Paragraph 44 of the response (see links below) sets out that in arguing that the consultation was too narrow, or that statistical rigor was irrelevant, many felt that the economic impacts should be the primary consideration. These economic impacts are discussed in more detail in section 6 of the response. However, to minimize such impacts, some respondents focused on the idea of setting the RPI equal to the CPIH plus an additional amount to reflect the difference in levels between the RPI and the CPIH. This idea was often summarized as ‘CPIH+X’. Respondents primarily suggested that ‘X’ should be the average difference between the CPIH and the RPI, sometimes known as the “wedge”, or directly using 100 basis points, 1 percent in addition to the CPIH. This theme was present in 23 percent of the responses to question 1, and 10 percent of all responses. This was postulated equally by individuals and organisations. Landlords may want to incorporate this in their lease negotiations.

Economic factors are likely even more significant given the COVID-19 pandemic. It will be interesting to see if this impacts on the drafting in the months ahead.

Copyright 2021 K & L GatesNational Law Review, Volume XI, Number 140

About this Author

Bonny Hedderly Professional Support Attorney K&L Gates London, UK
Professional Support Lawyer

Ms. Hedderly is a senior associate and professional support lawyer in the Real Estate group. She has acted on behalf of a variety of clients including banks, pension funds, opportunity funds, retailers, individual investors, developers and office users. She is experienced in dealing in all aspects of commercial real estate work, including acquisitions, sales, joint ventures and partnerships.

Professional Background

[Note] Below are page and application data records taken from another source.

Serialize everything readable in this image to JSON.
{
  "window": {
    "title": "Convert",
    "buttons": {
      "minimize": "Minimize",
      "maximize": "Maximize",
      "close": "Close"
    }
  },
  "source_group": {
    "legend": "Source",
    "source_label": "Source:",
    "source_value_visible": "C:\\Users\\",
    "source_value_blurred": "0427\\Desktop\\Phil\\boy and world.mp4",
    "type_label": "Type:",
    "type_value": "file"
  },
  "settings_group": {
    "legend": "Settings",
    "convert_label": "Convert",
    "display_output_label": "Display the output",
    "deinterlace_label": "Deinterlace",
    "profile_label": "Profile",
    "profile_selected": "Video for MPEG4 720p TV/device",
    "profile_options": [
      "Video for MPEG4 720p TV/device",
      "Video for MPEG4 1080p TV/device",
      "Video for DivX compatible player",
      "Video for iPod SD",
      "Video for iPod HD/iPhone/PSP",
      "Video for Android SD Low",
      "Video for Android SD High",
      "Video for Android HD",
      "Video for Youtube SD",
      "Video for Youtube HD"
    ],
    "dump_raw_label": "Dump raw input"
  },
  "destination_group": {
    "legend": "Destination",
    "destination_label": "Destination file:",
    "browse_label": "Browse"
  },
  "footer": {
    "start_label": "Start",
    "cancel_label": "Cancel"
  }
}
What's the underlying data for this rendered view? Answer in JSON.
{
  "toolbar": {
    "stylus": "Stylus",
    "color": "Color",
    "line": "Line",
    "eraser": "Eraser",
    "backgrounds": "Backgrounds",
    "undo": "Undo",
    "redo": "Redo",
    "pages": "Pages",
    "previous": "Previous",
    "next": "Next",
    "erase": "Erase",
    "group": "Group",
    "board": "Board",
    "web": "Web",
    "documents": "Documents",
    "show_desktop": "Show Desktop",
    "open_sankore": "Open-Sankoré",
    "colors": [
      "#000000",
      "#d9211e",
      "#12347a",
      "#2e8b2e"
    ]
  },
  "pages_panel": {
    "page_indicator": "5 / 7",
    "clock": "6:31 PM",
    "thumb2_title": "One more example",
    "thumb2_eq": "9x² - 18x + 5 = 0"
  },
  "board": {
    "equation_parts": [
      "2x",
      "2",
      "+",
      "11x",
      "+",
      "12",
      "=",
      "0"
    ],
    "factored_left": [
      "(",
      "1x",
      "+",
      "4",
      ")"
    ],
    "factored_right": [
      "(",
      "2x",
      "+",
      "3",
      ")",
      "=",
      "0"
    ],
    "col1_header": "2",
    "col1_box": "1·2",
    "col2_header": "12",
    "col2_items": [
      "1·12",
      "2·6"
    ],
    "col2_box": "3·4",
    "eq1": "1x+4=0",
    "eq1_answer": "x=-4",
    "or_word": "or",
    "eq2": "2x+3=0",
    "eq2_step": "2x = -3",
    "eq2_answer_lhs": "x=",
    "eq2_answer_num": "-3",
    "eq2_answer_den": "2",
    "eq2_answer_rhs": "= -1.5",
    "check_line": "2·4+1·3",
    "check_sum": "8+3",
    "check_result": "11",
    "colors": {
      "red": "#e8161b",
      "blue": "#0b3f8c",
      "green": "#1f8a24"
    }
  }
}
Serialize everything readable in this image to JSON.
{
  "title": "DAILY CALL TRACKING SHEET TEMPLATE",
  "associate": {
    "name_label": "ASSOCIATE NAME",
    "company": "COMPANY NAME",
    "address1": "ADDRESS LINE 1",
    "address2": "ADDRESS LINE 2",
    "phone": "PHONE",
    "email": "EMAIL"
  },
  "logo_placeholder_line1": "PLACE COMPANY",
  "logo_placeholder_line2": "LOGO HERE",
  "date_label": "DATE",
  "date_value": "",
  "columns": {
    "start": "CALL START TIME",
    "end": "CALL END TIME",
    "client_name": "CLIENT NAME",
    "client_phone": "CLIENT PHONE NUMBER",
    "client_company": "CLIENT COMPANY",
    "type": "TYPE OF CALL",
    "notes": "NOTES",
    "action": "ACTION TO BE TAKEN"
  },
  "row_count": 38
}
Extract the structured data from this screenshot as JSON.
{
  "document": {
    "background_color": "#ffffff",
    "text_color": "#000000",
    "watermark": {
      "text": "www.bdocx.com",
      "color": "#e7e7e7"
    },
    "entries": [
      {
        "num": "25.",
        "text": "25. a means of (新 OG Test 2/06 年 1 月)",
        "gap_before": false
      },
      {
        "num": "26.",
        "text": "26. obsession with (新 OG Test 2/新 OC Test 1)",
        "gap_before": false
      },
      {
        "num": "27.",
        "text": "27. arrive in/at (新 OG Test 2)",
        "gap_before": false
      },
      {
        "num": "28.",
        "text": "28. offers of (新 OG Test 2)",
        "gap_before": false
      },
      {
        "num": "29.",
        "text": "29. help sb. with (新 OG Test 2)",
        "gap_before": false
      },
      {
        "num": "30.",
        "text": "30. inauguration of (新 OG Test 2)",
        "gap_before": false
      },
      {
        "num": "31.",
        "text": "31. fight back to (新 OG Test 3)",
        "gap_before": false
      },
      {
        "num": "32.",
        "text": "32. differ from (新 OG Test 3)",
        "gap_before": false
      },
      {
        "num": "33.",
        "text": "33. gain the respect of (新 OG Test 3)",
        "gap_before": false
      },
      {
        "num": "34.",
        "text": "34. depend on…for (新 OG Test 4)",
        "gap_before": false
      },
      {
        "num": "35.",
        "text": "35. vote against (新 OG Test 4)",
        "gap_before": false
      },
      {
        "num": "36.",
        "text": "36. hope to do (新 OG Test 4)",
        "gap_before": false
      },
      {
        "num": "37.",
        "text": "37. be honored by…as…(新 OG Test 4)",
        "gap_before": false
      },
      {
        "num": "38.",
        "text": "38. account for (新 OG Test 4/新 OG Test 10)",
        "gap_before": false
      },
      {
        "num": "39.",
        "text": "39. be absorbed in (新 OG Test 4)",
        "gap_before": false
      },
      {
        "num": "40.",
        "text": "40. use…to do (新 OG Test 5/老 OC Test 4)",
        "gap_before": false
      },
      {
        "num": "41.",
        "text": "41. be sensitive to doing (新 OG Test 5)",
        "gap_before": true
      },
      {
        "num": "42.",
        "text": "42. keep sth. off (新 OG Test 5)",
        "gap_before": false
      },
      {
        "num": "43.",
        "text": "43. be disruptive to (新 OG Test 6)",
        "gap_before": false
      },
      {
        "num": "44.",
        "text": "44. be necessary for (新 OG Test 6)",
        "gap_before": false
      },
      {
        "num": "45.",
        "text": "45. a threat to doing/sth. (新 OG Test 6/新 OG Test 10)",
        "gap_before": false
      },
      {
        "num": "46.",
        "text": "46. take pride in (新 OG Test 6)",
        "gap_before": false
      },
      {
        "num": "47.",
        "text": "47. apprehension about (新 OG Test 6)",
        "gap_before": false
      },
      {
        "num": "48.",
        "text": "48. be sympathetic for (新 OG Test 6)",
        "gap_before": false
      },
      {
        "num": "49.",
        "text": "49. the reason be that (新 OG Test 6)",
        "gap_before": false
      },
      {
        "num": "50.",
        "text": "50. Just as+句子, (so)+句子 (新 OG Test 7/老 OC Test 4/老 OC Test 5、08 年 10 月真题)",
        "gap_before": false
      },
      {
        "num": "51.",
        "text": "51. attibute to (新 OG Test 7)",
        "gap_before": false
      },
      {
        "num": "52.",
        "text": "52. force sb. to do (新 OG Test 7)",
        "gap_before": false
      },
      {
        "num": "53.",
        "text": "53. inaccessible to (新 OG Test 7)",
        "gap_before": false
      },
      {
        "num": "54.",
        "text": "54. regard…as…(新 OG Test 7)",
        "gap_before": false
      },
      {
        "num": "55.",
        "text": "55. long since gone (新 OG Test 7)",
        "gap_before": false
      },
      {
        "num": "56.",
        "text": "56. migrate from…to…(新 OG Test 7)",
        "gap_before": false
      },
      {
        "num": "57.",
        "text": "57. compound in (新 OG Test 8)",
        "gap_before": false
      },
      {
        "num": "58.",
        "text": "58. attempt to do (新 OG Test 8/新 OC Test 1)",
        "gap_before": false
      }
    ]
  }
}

Ms. Hedderly qualified as a lawyer in 1994 and joined the firm in November 2007. She has previously worked at three international law firms dealing in all...